One of my musical mentors, Ginny Hawker, tells the story of first encountering her musical mentor, Hazel Dickens. She hadn’t yet begun performing at the time, but knew and loved Hazel’s music, and jumped at the opportunity to take a songwriting class with Hazel at the Augusta Heritage Center in Elkins, WV. When she tells the story, she sometimes includes the aside, “Like I’m ever going to write a song!”
I don’t know what keeps Ginny from writing a song (as far as I know she never has), but I know the things that kept me from writing songs. The primary one was a misguided notion that the song needed to be somehow worthy of being written. And since I had absolutely none of the technical skills required to write a song, worthy or not, I was at an impasse. How would I ever gain those skills without writing songs, and how would I ever write songs if my first one had to be worthy?
I got past the impasse in two ways. First, I picked up some of the necessary skills (primarily an understanding of folk song structure) by osmosis as Chris and I spent year after year learning and playing songs. Second, I eventually managed to lower the bar of worthiness in my mind to the point where I could jump it. And eventually an idea for a song came along which I was both capable of writing and interested in writing.
It was actually someone else’s idea. Barry Tashian was teaching a singing class at Augusta, and told about his uncle, a famous Chicago businessman who came to America as a penniless stowaway. Barry learned that his uncle had written an autobiography called “Stowaway to Heaven”—get it?—and tried for a year to write a gospel song with that title, only to conclude that it would never work because “you can’t stow away to heaven.” The idea of not being able to stow away to heaven stuck with me, and just as we were leaving Elkins it occurred to me that maybe you could write a song about that. So on the drive home I wrote my first song.
I wrote a few more songs, then ran them past a songwriter I respect, who said they weren’t great but was surprised they were any good at all, and encouraged me to keep at it. I worked at it for awhile, but then stopped, deliberately. The process of assembling some basic songwriting skills had given me a clearer appreciation for what it would take to write really good songs—and I decided I didn’t want to invest the time. There are plenty of good songs in the world, most of them better than I could hope to write, and I didn’t have any strong desire to express myself in song.

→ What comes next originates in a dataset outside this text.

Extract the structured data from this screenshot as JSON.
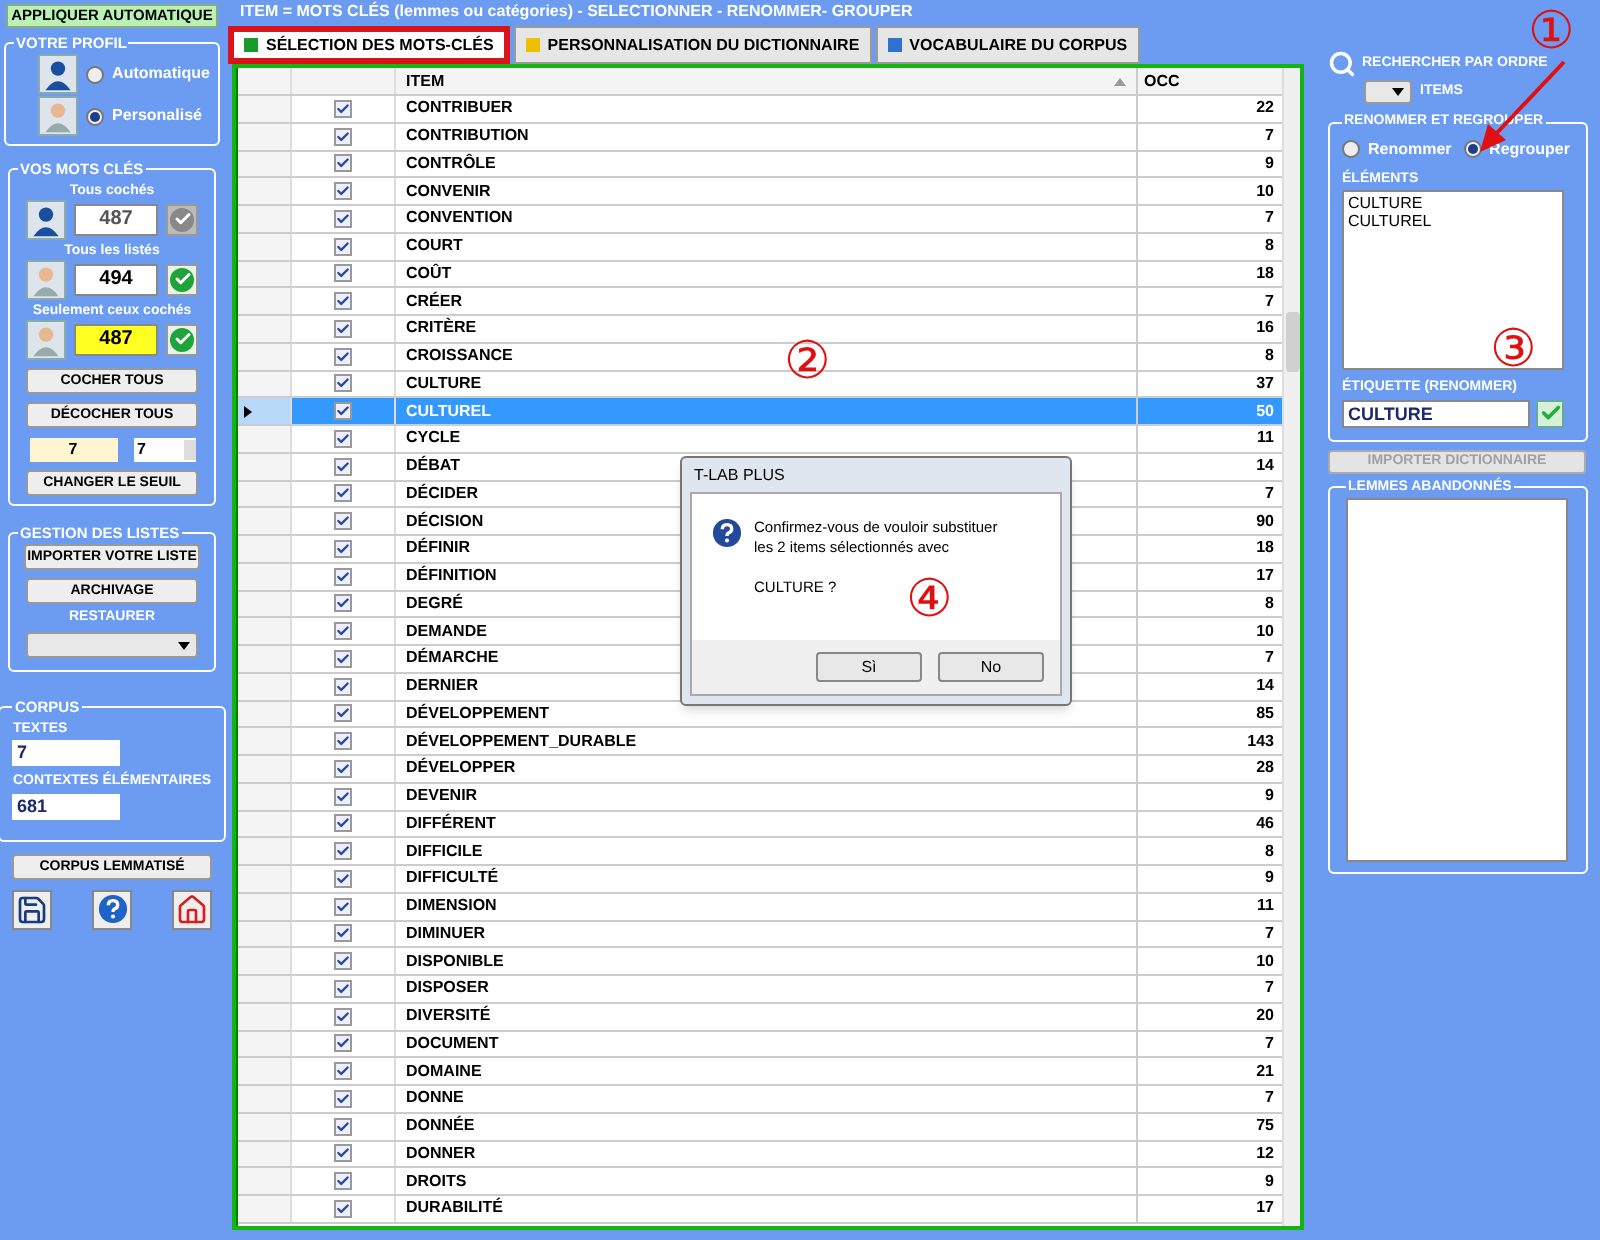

I have had a similar experience with writing prose, though rockier and longer-lived. I suppose in the early days I might have had vague daydreams about being known somehow for my writing, but no burning desire to pursue them. Meanwhile I found other more modest goals that required writing skills, and sporadically practiced my way up the ladder. At each rung I saw more clearly how difficult it would be to reach the upper parts, daunting enough to put any daydreams to death—but I also saw clearly what it would take to take the next step, and so when a reason came along to do that I was willing to put in the work.
So the daydreams shrunk from being a writer, to having written important books, to having written an important book, to having written a book—and even that thought is something I put aside several years ago. Meanwhile, my actual writing has grown from participating occasionally in Usenet discussions, to participating frequently, to participating with a focus, to making diary entries on a blog, to offering thoughtfully annotated links on a blog, to making thoughtful original entries on a blog. It used to be I didn’t have much to say, and most of it was clever comments. Now I can write one to two thousand words on a topic that interests me before it starts to feel unnatural. That’s the size of a (short) chapter, and 10-20 chapters can make a book.
So maybe there will be one or more books in my writing future after all. There are still several skills I’d need to master first, skills I haven’t needed to master for other reasons and which I can’t yet justify spending the time to master just to produce a book. But those skills may come.
I do keep notes on books I might possibly write. One of them is currently titled I Can Work With This. The inspiration came from Michael Lewis, a writer I admire who has written books I admire. It came as I was reading a long article he wrote about the Greek financial crisis. Here are the relevant passages, where Lewis is recounting his trip to a monastery to meet the monk in charge [emphasis added]:
But I also wondered how a bunch of odd-looking guys who had walked away from the material world had such a knack for getting their way in it: how on earth do monks, of all people, wind up as Greece’s best shot at a Harvard Business School case study?
After about two hours I work up the nerve to ask him [the head monk’s assistant]. To my surprise he takes me seriously. He points to a sign he has tacked up on one of his cabinets, and translates it from the Greek: the smart person accepts. the idiot insists.
He got it, he says, on one of his business trips to the Ministry of Tourism. “This is the secret of success for anywhere in the world, not just the monastery,” he says, and then goes on to describe pretty much word for word the first rule of improvisational comedy, or for that matter any successful collaborative enterprise. Take whatever is thrown at you and build upon it. “Yes … and” rather than “No … but.” “The idiot is bound by his pride,” he says. “It always has to be his way. This is also true of the person who is deceptive or doing things wrong: he always tries to justify himself. A person who is bright in regard to his spiritual life is humble. He accepts what others tell him—criticism, ideas—and he works with them.” […]
When we are introduced, Ephraim [the head monk] clasps my hand and holds it for a very long time. It crosses my mind that he is about to ask me what I want for Christmas. Instead he says, “What is your faith?” “Episcopalian,” I cough out. He nods; he calibrates: it could be worse; it probably is worse. “You are married?” he asks. “Yes.” “You have children?” I nod; he calibrates: I can work with this. He asks for their names …
This excerpt will be part of the book’s introduction. I have lots of other notes about what else might go into the book, but just one note so far on this excerpt:
Accepting what others tell you does not require you to accept that it is true, only that it is what the other person thinks. You don’t need to change that, or even express an opinion about it. The only important question: can you work with it?